"We were the only ones in the air, the only ones traffic control was talking to. It was so bizarre. We didn't know if someone was going to blow us out of the sky, or what."
John Howard is talking about Sept. 11, 2001, when he was a captain in the U.S. Air Force. The entire country had been grounded after the four airplane hijackings by al-Qaeda that ultimately killed more than 3,000 people.
Howard was based in Nashville, Tenn., when his squadron got the call. One baby was dying in Nashville, another baby in Houston could be saved with a liver transplant.
The story of what transpired next will be the centerpiece of Howard's speech on Sept. 20 at the 12th annual Honoring Those Who Served Luncheon sponsored by U.S.VETS — Long Beach.
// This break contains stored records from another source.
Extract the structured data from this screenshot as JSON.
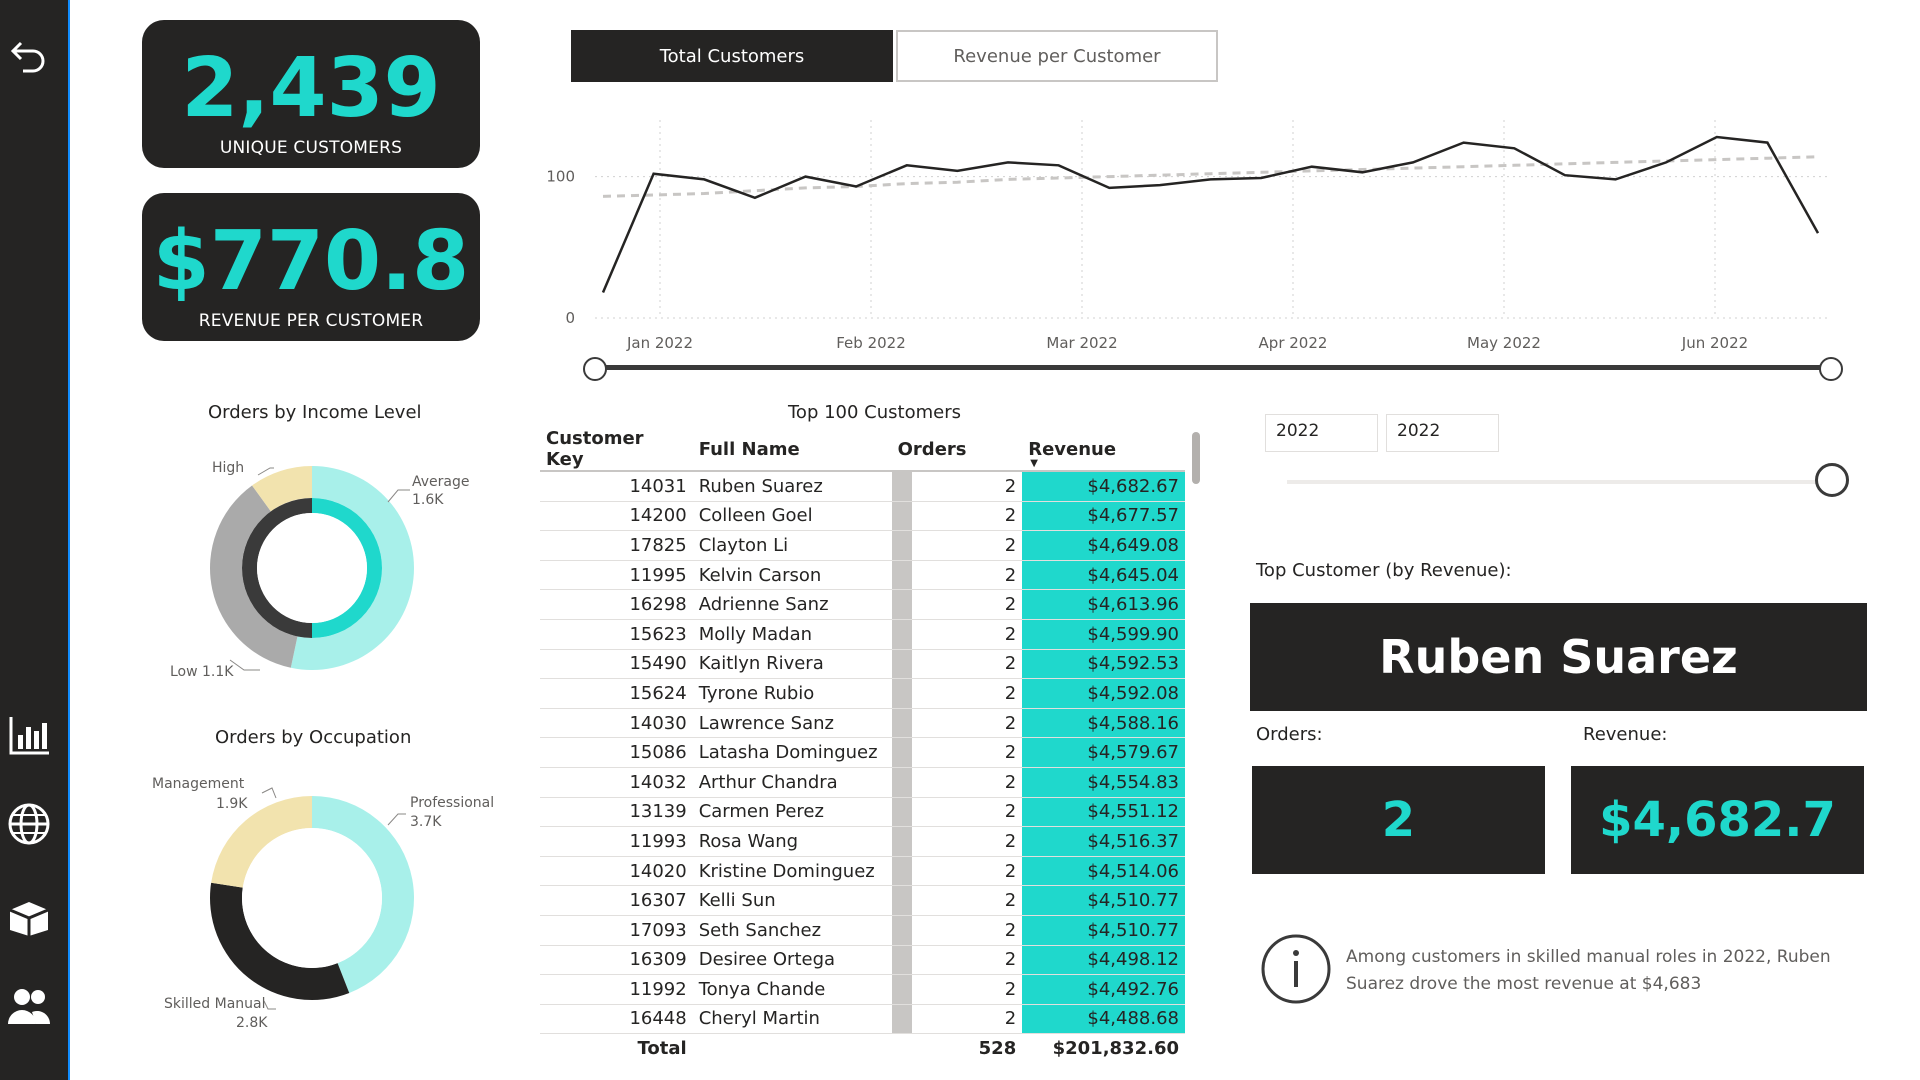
{
  "sidebar": {
    "icons": [
      "back-arrow-icon",
      "bar-chart-icon",
      "globe-icon",
      "box-icon",
      "users-icon"
    ]
  },
  "kpis": {
    "unique_customers": {
      "value": "2,439",
      "label": "UNIQUE CUSTOMERS"
    },
    "revenue_per_customer": {
      "value": "$770.8",
      "label": "REVENUE PER CUSTOMER"
    }
  },
  "tabs": {
    "active": "Total Customers",
    "inactive": "Revenue per Customer"
  },
  "line_chart": {
    "chart_data": {
      "type": "line",
      "x": [
        "Jan 2022",
        "Feb 2022",
        "Mar 2022",
        "Apr 2022",
        "May 2022",
        "Jun 2022"
      ],
      "y_ticks": [
        "0",
        "100"
      ],
      "ylim": [
        0,
        140
      ],
      "series": [
        {
          "values": [
            18,
            102,
            98,
            85,
            100,
            93,
            108,
            104,
            110,
            108,
            92,
            94,
            98,
            99,
            107,
            103,
            110,
            124,
            120,
            101,
            98,
            110,
            128,
            124,
            60
          ]
        },
        {
          "values": [
            86,
            87,
            88,
            90,
            92,
            93,
            95,
            96,
            98,
            99,
            100,
            101,
            102,
            103,
            104,
            105,
            106,
            107,
            108,
            109,
            110,
            111,
            112,
            113,
            114
          ]
        }
      ],
      "grid": true
    }
  },
  "table": {
    "title": "Top 100 Customers",
    "columns": [
      "Customer Key",
      "Full Name",
      "Orders",
      "Revenue"
    ],
    "rows": [
      [
        "14031",
        "Ruben Suarez",
        "2",
        "$4,682.67"
      ],
      [
        "14200",
        "Colleen Goel",
        "2",
        "$4,677.57"
      ],
      [
        "17825",
        "Clayton Li",
        "2",
        "$4,649.08"
      ],
      [
        "11995",
        "Kelvin Carson",
        "2",
        "$4,645.04"
      ],
      [
        "16298",
        "Adrienne Sanz",
        "2",
        "$4,613.96"
      ],
      [
        "15623",
        "Molly Madan",
        "2",
        "$4,599.90"
      ],
      [
        "15490",
        "Kaitlyn Rivera",
        "2",
        "$4,592.53"
      ],
      [
        "15624",
        "Tyrone Rubio",
        "2",
        "$4,592.08"
      ],
      [
        "14030",
        "Lawrence Sanz",
        "2",
        "$4,588.16"
      ],
      [
        "15086",
        "Latasha Dominguez",
        "2",
        "$4,579.67"
      ],
      [
        "14032",
        "Arthur Chandra",
        "2",
        "$4,554.83"
      ],
      [
        "13139",
        "Carmen Perez",
        "2",
        "$4,551.12"
      ],
      [
        "11993",
        "Rosa Wang",
        "2",
        "$4,516.37"
      ],
      [
        "14020",
        "Kristine Dominguez",
        "2",
        "$4,514.06"
      ],
      [
        "16307",
        "Kelli Sun",
        "2",
        "$4,510.77"
      ],
      [
        "17093",
        "Seth Sanchez",
        "2",
        "$4,510.77"
      ],
      [
        "16309",
        "Desiree Ortega",
        "2",
        "$4,498.12"
      ],
      [
        "11992",
        "Tonya Chande",
        "2",
        "$4,492.76"
      ],
      [
        "16448",
        "Cheryl Martin",
        "2",
        "$4,488.68"
      ]
    ],
    "total": {
      "label": "Total",
      "orders": "528",
      "revenue": "$201,832.60"
    }
  },
  "income_chart": {
    "chart_data": {
      "type": "pie",
      "title": "Orders by Income Level",
      "labels": [
        "Average",
        "Low",
        "High"
      ],
      "values": [
        1.6,
        1.1,
        0.3
      ],
      "value_labels": [
        "1.6K",
        "1.1K",
        ""
      ],
      "colors": [
        "#a8f0ea",
        "#aaaaaa",
        "#f2e3ae"
      ]
    },
    "label_avg": "Average",
    "value_avg": "1.6K",
    "label_high": "High",
    "label_low": "Low 1.1K"
  },
  "occupation_chart": {
    "chart_data": {
      "type": "pie",
      "title": "Orders by Occupation",
      "labels": [
        "Professional",
        "Skilled Manual",
        "Management"
      ],
      "values": [
        3.7,
        2.8,
        1.9
      ],
      "value_labels": [
        "3.7K",
        "2.8K",
        "1.9K"
      ],
      "colors": [
        "#a8f0ea",
        "#252423",
        "#f2e3ae"
      ]
    }
  },
  "filters": {
    "year_from": "2022",
    "year_to": "2022"
  },
  "top_customer": {
    "heading": "Top Customer (by Revenue):",
    "name": "Ruben Suarez",
    "orders_label": "Orders:",
    "revenue_label": "Revenue:",
    "orders_value": "2",
    "revenue_value": "$4,682.7"
  },
  "insight": {
    "icon": "info-icon",
    "text": "Among customers in skilled manual roles in 2022, Ruben Suarez drove the most revenue at $4,683"
  },
  "colors": {
    "teal": "#1fd8cc",
    "dark": "#252423",
    "light_teal": "#a8f0ea",
    "beige": "#f2e3ae",
    "grey": "#aaaaaa",
    "accent_border": "#118DFF"
  }
}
The event at the Hyatt Regency supports the services provided to more than 800 military veterans in the Long Beach area.
Howard now owns the first free-standing Chick-fil-A franchise in Los Angeles County, opened in 2006 at the Long Beach Town Center. He says he decided to go the business owner route instead of becoming a commercial pilot because he could have a direct impact on more people at the restaurant then in a 737 cockpit.
Having an impact is exactly the motivation behind what has become a famous flight on an infamous day.
Howard's path began in Compton, with a move to Long Beach at age 13. He earned a ROTC scholarship to college, and used it to go to Embry-Riddle Aeronautical University in Daytona Beach, earning a bachelor's degree in aeronautical science — and a commission in the United States Air Force. After flight training and more, Howard settled into a C-130 squadron.
"We flew missions all around," Howard said. "The C-130 is a cargo plane, so we transported equipment, troops, whatever. One of our assignments was to deliver the presidential limousines and Secret Service agents when the President, that was Bush, would travel."
Howard's squadron completed a mission on Sept. 10, 2001, landing in Nashville around 9 p.m. He wasn't supposed to fly the next day.
"We woke up like normal," Howard said. "Then we saw what was unfolding on television.
"Then the Tennessee Donor Services called and said they had a baby's liver that needed to get to Houston. They had planned to use a business jet, but all traffic had been grounded. So they asked us to fly."
As copilot, Howard was tasked with filing the flight plan. Then the crew taxied onto the runway.
"The flight wasn't approved until we were on the runway," Howard said. "We sat there waiting for that approval, with nothing but that baby's liver onboard."
At noon Central time, the okay came for the flight. Load master Tracey Hobbs took custody of the styrofoam container, and the C-130 took off.
The two-hour flight to Houston was uneventful, if tense, Howard said. The plane was allowed to return to Nashville once the delivery was made. Howard said he waited to call his family until after he was safely on the ground back in Houston.
The liver recipient is alive and well, and some of the people involved in that humanitarian mission are expected to be at the luncheon Sept. 20.
"It's guaranteed to be a meaningful afternoon," said Mike Murray, chair of the U.S.VETS — Long Beach advisory board. "Amazing story, amazing people. You couldn't ask for more."
The event begins at 11 a.m. Friday, Sept. 20, at the Hyatt Regency, 200 S. Pine Ave. Individual tickets, $135, and table sponsorships, $1,250, still are available. To order, go to bit.ly/usvets.luncheon.
For more information, call 562-200-7309.
Harry Saltzgaver can be reached at email@example.com.